Researchers in Germany have confirmed that hydrogen sulphide - the compound that gives rotten eggs and farts their distinctive odour - can conduct electricity without resistance at a record-breaking –70 °C. Smashing the previous record of around –110 °C, the research draws us ever-closer to the dream of a room-temperature superconductor that could one day change everything about how we generate and transmit energy.
The ability to achieve superconductivity without cooling would not only revolutionise the technologies that already rely on it, such as maglev trains, MRI machines, and particle accelerators, but suddenly all of our electronic devices would be rendered ultra-efficient. Losing zero energy to resistance without the need for industrial cooling would mean that everything from wind turbines to electrical motors and laptop chargers would require significantly less electricity to run.
The team from the Max Planck Institute for Chemistry got their first hints that hydrogen sulphide was worth investigating back in December, and now report that when they used a diamond anvil to put samples of hydrogen sulphide under extreme amounts of pressure - around 1.5 million atmospheres (150 gigapascals) - and cooled them to –70 °C, they transformed from a gas to a metal and achieved superconductivity.
Superconductivity is defined by two main characteristics: zero electrical resistance and something known as the Meissner effect. The Meissner effect occurs when a material makes the transition from a normal to a superconducting state and excludes magnetic fields from its interior. This phenomenon is what causes magnets to levitate above a superconductor.
Not only is the relatively high temperature used to achieve this state in hydrogen sulphide exciting, Edwin Cartlidge reports at Nature Magazine that scientists are also super interested in the result "because it was achieved without using exotic materials such as the copper-containing compounds called 'cuprates', which until now have held the record for the highest superconducting temperature –140 °C at ambient pressure and –109 °C at high pressure".
While the team isn't entirely sure why their hydrogen sulphide superconductor works, they hypothesise in their Nature paper that it could have to do with the material being packed with hydrogen ions, which 'encourage' electrons to form what's known as Cooper pairs. These Cooper pairs can flow through the crystal lattice structure of the newly formed hydrogen sulphide metal without resistance, which allows an electric current to flow through more quickly.
"Electrons traveling through a metal constantly ricochet off ions, losing energy with each bounce. However, in the process they slightly shift the position of positive ions in the metal, generating small clouds of positive charge.

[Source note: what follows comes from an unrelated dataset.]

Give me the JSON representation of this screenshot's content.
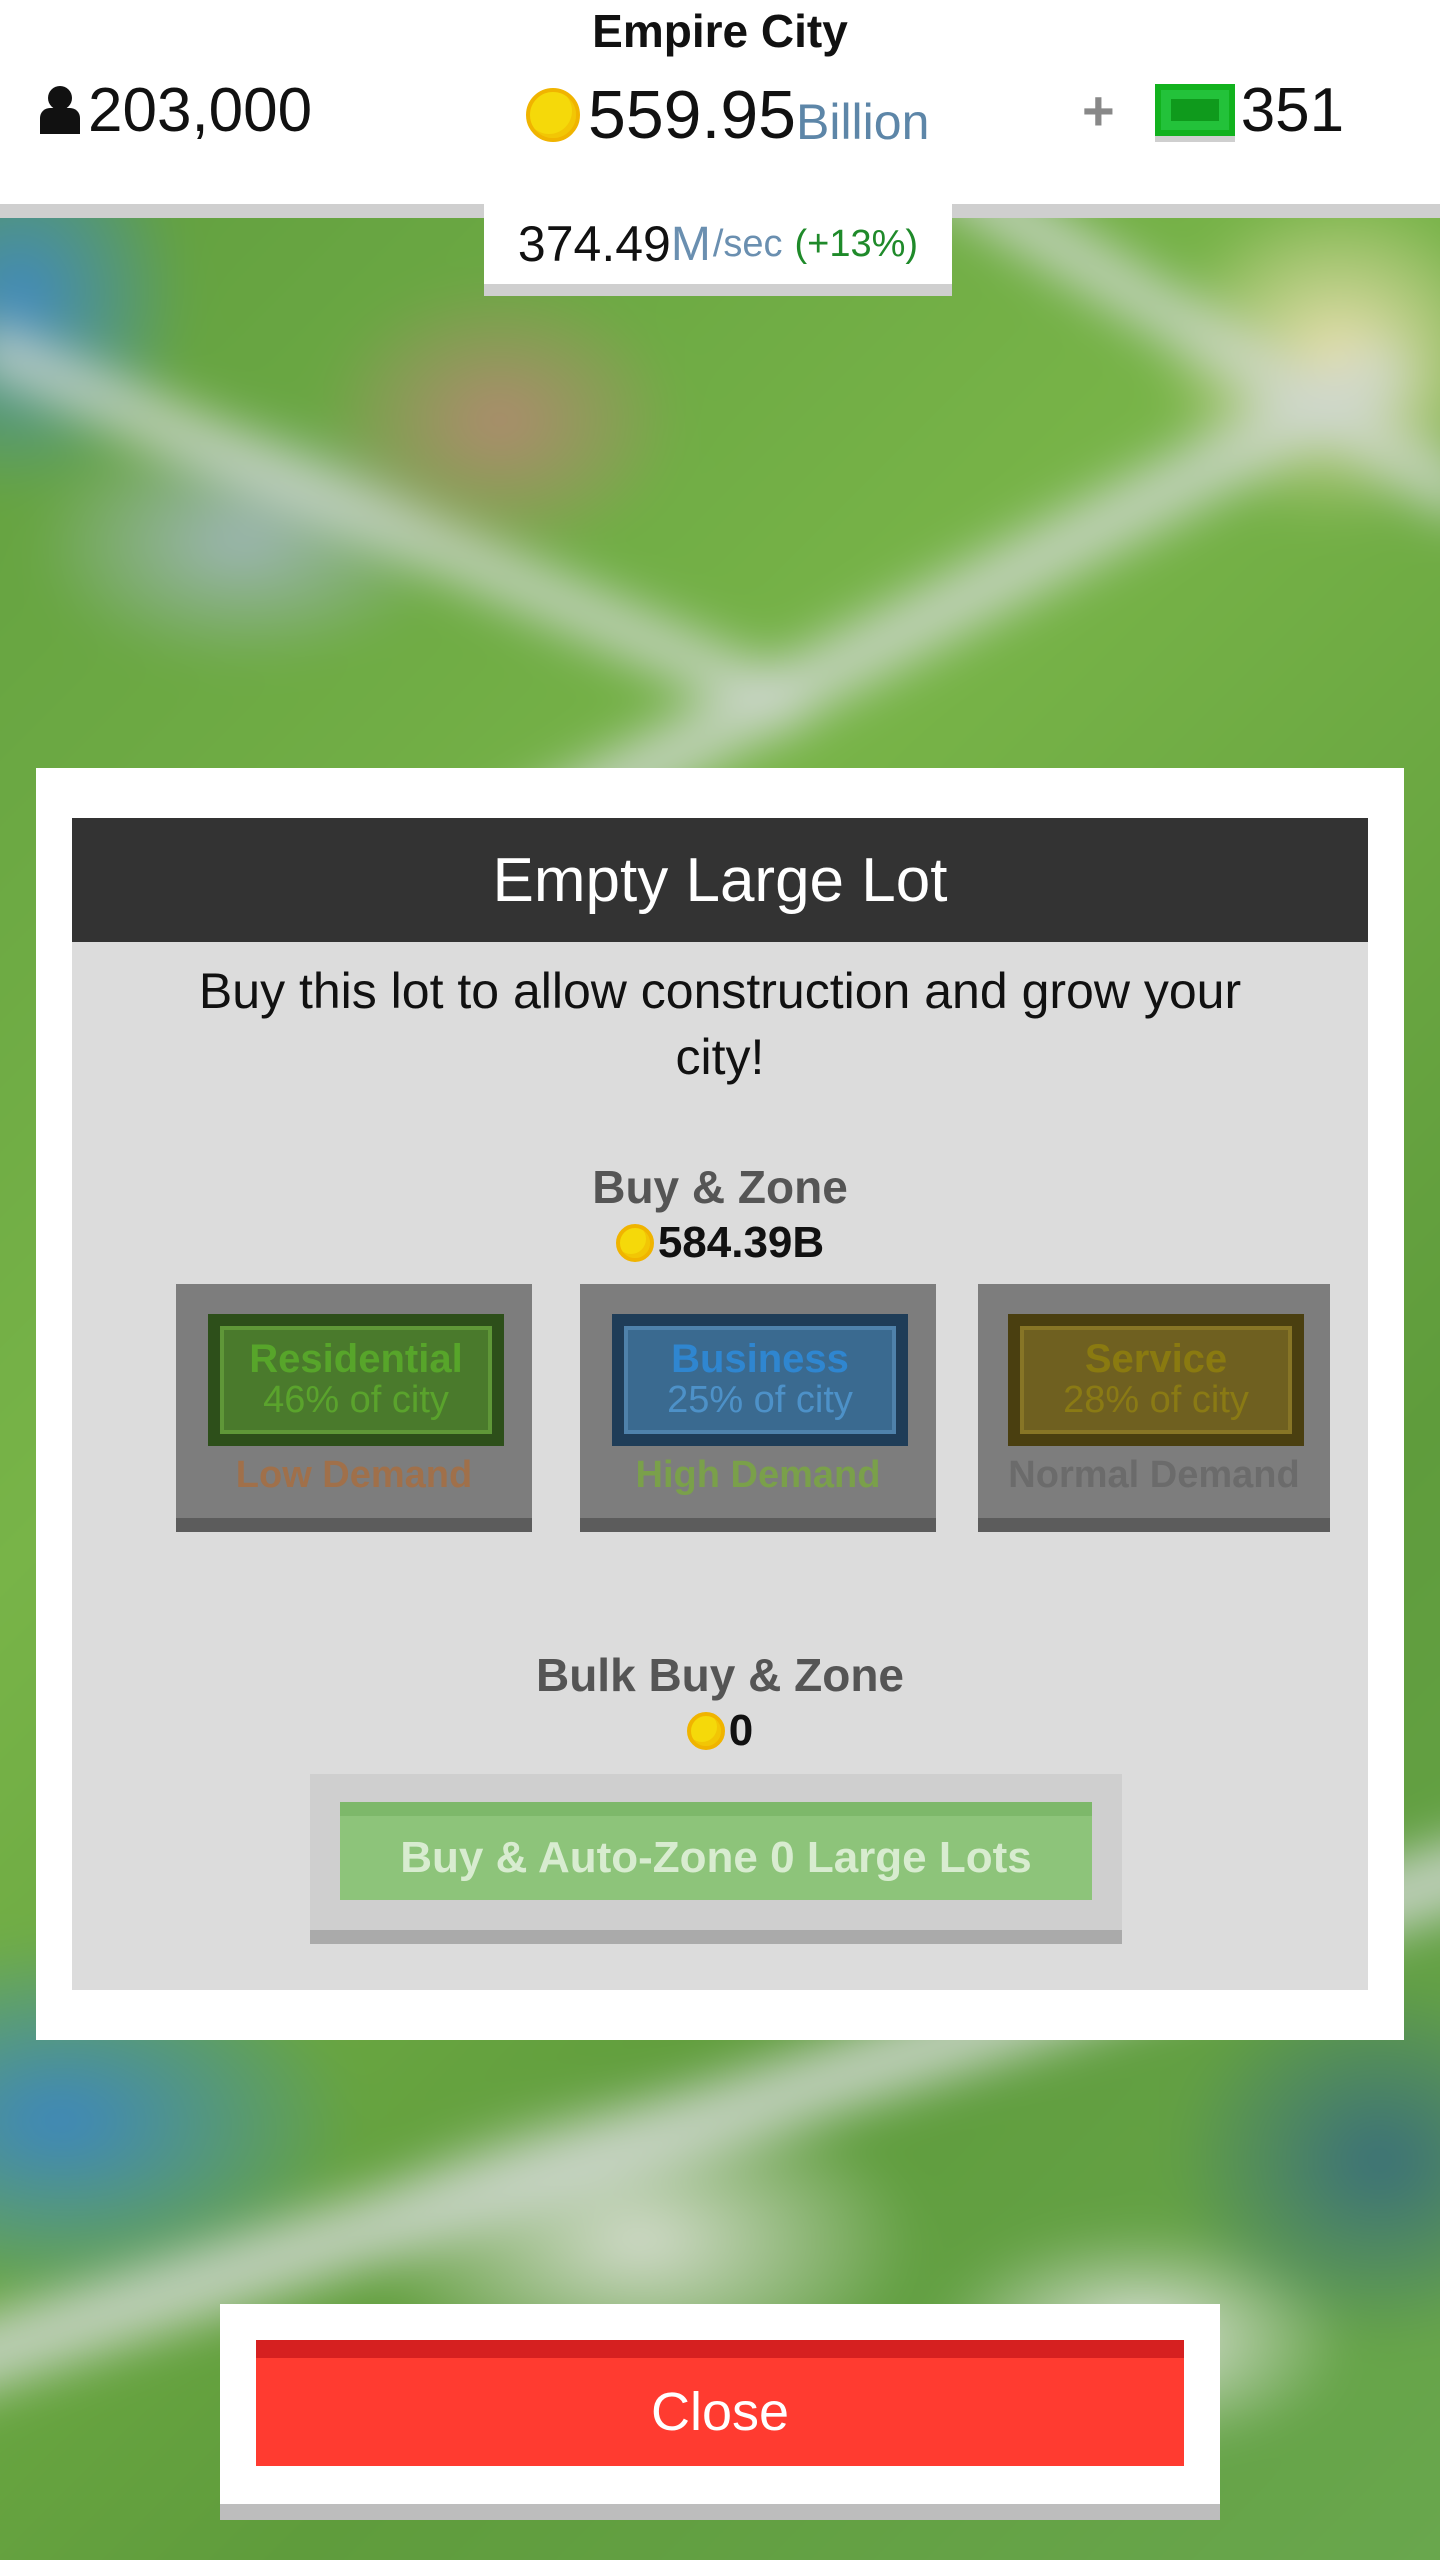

These positive clouds can pull electrons together, and result in the formation of Cooper pairs, which are much less likely to bump into metal ions and lose energy. Because of this, the electron pairs conduct a charge far more efficiently than single electrons."
Usually, Cooper pairs are easily broken apart by heat, which is why the superconductors of today need to be cooled to very low temperatures. As Barras reports, the new Max Planck superconductor can work at higher temperatures because its positive ions include light hydrogen, and this is more easily shifted into pairs by the electrons. "This means the positive clouds are denser, and the electrons form stronger Cooper pairs that are less easily broken by heat," he says.
Before we get too excited, we have to wait for the results to be replicated by an independent team. Cartlidge reports at Nature Magazine that a team in Japan has achieved a loss of resistance in pressurised hydrogen sulphide, but has so far seen no signs of the Meissner effect. And three teams in China and one in the US, all of which have been working with hydrogen sulphide, have yet to confirm either.
One of the Max Planck team, Mikhail Eremets, told New Scientist he hopes someone will not only confirm their new record, but beat it. He notes that there are materials out there that can produce even tougher Cooper pairs, and that's how we can get closer to the elusive room-temperature superconductor. "Theoretically, they are not forbidden," he says.